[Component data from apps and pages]
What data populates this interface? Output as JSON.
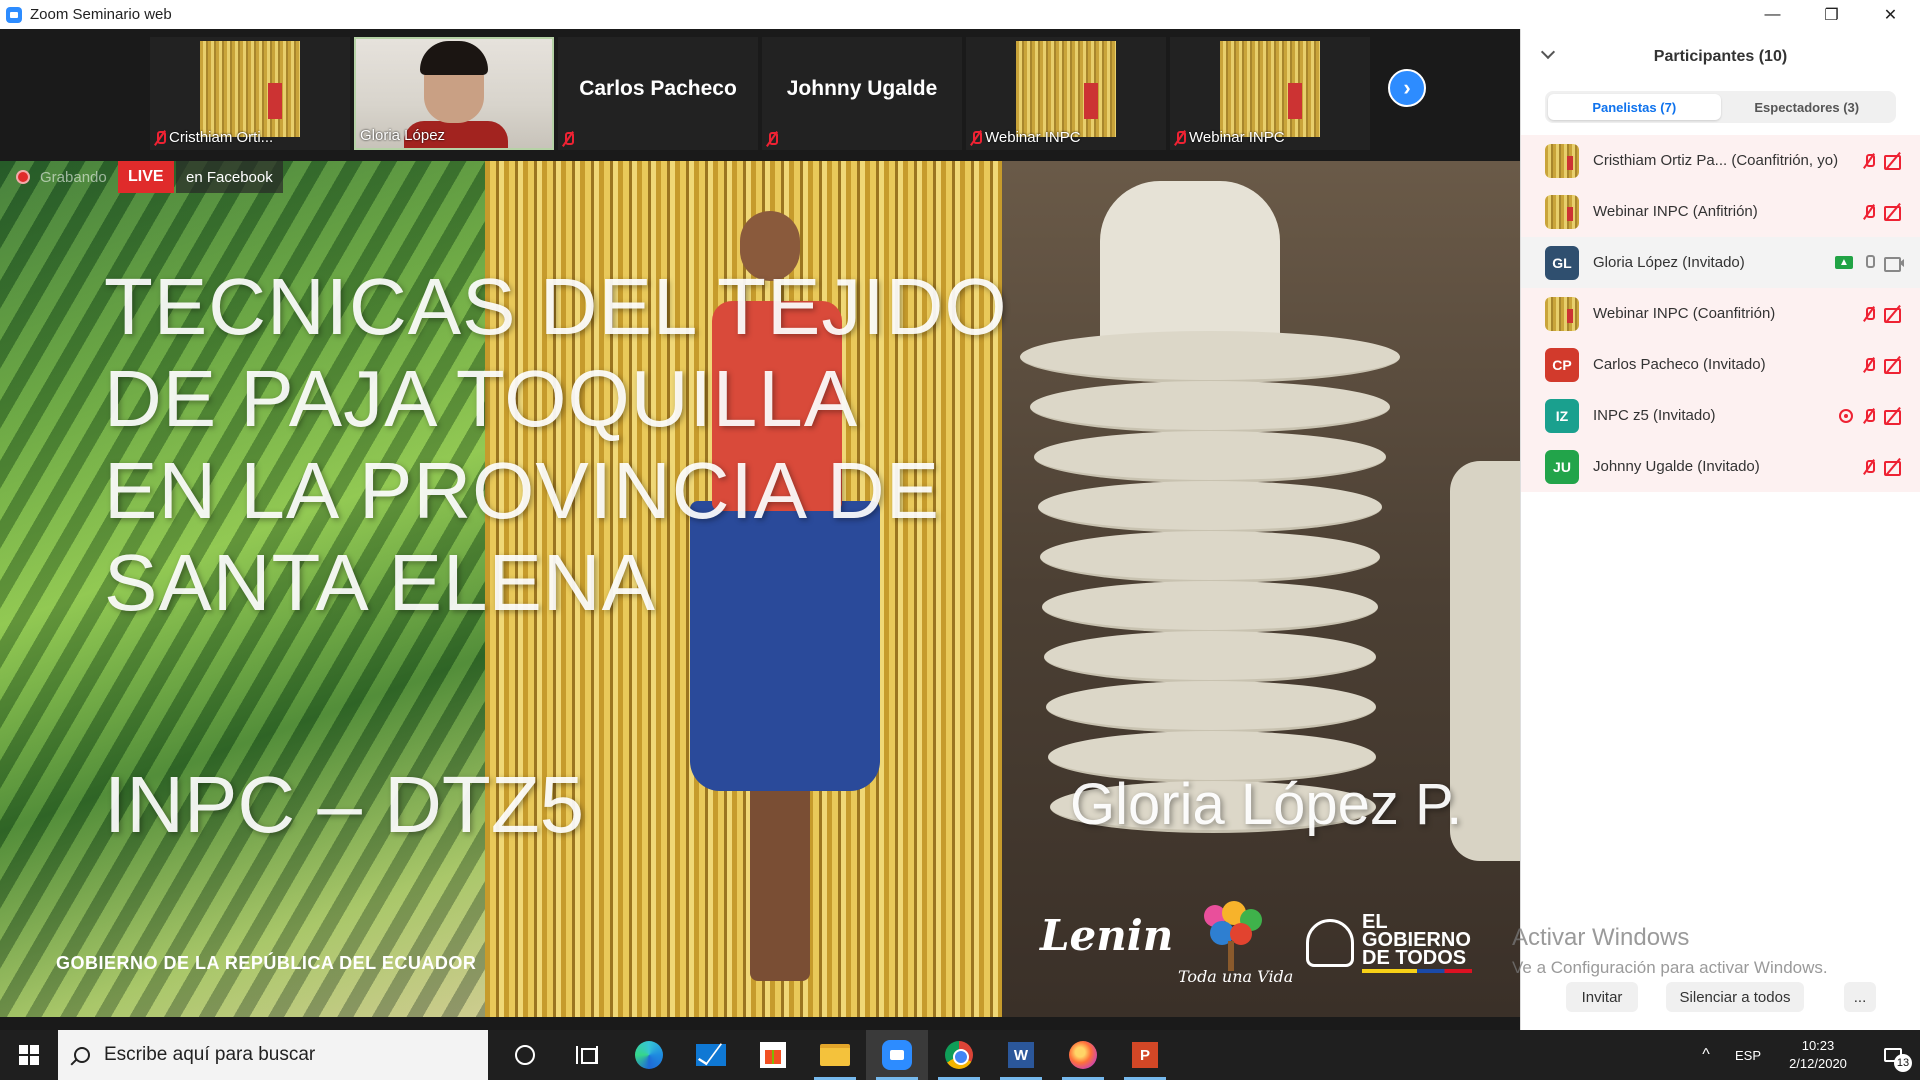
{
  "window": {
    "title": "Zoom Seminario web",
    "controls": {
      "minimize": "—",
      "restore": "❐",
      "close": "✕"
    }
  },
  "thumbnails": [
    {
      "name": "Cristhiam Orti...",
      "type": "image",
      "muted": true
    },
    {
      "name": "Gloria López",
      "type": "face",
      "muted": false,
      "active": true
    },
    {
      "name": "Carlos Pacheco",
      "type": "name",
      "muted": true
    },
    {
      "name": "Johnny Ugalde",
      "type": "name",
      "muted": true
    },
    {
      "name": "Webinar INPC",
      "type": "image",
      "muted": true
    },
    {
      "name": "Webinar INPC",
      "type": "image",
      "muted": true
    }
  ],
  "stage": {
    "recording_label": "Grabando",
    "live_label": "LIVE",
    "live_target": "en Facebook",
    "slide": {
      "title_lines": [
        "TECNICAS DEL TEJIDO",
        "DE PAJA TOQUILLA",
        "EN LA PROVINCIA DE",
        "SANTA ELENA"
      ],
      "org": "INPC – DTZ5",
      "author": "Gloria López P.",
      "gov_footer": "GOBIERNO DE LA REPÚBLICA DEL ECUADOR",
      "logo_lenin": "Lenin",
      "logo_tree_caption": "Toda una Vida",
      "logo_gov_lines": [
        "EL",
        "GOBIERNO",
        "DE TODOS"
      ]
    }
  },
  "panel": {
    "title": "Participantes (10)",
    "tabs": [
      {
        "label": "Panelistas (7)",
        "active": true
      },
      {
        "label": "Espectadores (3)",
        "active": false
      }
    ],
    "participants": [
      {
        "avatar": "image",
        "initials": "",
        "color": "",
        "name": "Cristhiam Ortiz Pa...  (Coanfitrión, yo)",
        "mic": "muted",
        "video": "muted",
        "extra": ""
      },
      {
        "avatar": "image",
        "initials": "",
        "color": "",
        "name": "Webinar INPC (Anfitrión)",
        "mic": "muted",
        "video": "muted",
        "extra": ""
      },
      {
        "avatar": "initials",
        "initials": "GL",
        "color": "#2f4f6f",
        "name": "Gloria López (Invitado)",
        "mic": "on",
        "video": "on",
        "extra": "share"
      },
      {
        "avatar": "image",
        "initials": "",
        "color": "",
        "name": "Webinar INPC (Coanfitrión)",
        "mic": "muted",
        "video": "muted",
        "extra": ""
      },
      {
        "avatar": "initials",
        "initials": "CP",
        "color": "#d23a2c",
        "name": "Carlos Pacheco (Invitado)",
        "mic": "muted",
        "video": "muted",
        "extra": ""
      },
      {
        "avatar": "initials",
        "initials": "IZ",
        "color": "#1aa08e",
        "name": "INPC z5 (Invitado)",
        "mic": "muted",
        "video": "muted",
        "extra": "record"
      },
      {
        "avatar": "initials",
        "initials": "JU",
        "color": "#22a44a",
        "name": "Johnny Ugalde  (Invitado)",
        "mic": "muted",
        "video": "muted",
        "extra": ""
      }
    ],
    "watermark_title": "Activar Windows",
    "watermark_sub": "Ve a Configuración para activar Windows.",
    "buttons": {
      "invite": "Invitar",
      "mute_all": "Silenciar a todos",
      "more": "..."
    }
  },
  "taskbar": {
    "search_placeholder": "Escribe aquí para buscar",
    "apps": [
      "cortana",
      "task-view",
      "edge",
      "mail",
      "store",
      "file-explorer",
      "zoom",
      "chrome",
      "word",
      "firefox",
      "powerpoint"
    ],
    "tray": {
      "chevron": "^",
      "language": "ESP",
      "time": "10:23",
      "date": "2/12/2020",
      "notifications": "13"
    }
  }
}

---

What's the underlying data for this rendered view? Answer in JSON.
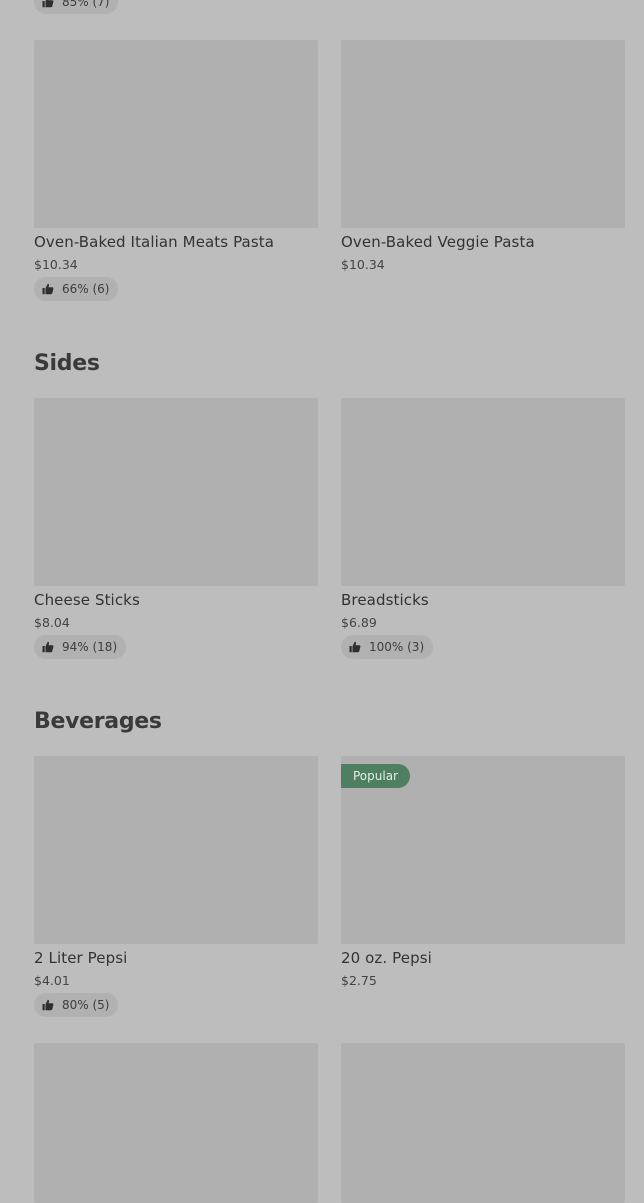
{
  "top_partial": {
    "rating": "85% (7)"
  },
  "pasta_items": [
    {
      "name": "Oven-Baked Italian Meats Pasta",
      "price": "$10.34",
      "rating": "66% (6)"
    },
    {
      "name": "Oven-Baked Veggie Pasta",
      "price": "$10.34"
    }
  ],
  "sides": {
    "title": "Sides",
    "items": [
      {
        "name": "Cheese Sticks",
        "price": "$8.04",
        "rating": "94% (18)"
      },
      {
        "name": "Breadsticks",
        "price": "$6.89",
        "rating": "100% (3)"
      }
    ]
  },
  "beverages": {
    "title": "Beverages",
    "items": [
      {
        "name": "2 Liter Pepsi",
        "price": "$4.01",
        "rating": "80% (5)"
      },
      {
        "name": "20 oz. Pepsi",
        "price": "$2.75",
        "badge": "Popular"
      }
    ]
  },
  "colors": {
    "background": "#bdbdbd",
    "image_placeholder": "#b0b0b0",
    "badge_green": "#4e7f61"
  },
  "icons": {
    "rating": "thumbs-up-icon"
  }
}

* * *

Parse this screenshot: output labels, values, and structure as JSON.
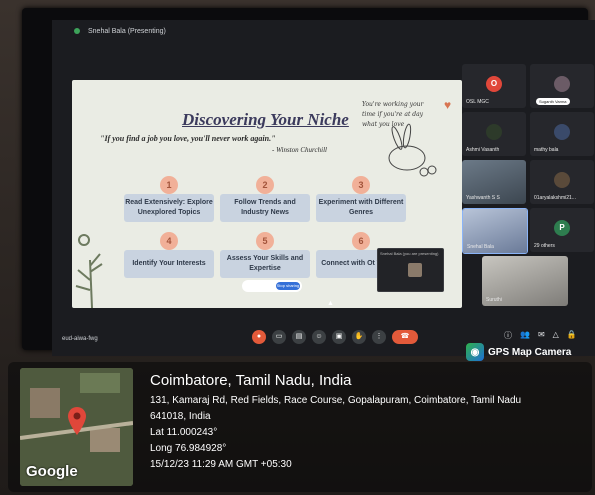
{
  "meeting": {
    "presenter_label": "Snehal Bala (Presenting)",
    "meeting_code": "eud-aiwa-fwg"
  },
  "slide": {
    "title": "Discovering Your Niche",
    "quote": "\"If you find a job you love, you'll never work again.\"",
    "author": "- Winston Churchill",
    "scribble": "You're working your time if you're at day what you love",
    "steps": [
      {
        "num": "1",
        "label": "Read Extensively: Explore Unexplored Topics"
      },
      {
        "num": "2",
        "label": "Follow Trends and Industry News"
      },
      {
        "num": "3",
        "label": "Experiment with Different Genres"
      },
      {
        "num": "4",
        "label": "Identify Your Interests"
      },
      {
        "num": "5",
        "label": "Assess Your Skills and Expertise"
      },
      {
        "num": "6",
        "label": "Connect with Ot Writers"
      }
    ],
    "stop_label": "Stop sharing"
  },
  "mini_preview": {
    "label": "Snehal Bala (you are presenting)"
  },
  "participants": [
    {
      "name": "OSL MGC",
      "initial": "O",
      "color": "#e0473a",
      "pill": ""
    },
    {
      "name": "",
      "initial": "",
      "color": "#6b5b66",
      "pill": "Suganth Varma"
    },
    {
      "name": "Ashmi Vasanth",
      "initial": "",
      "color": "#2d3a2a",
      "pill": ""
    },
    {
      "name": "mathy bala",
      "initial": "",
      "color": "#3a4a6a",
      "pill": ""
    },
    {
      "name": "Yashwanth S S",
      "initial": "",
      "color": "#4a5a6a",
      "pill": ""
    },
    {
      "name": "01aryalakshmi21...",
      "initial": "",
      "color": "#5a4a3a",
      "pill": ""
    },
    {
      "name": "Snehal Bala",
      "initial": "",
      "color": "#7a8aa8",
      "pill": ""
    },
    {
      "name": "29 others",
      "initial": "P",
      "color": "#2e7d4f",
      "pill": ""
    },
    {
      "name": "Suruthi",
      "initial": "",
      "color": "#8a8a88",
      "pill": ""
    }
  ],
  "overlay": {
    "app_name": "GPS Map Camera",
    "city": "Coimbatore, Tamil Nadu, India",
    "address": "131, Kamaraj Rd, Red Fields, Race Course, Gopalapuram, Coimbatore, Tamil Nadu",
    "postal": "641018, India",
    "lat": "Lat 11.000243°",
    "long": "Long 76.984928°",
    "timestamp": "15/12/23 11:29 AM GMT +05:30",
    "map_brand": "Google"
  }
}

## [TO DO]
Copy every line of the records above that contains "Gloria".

## [WRITTEN REPLY]
      "name": "Gloria López",
      "author": "Gloria López P.",
        "name": "Gloria López (Invitado)",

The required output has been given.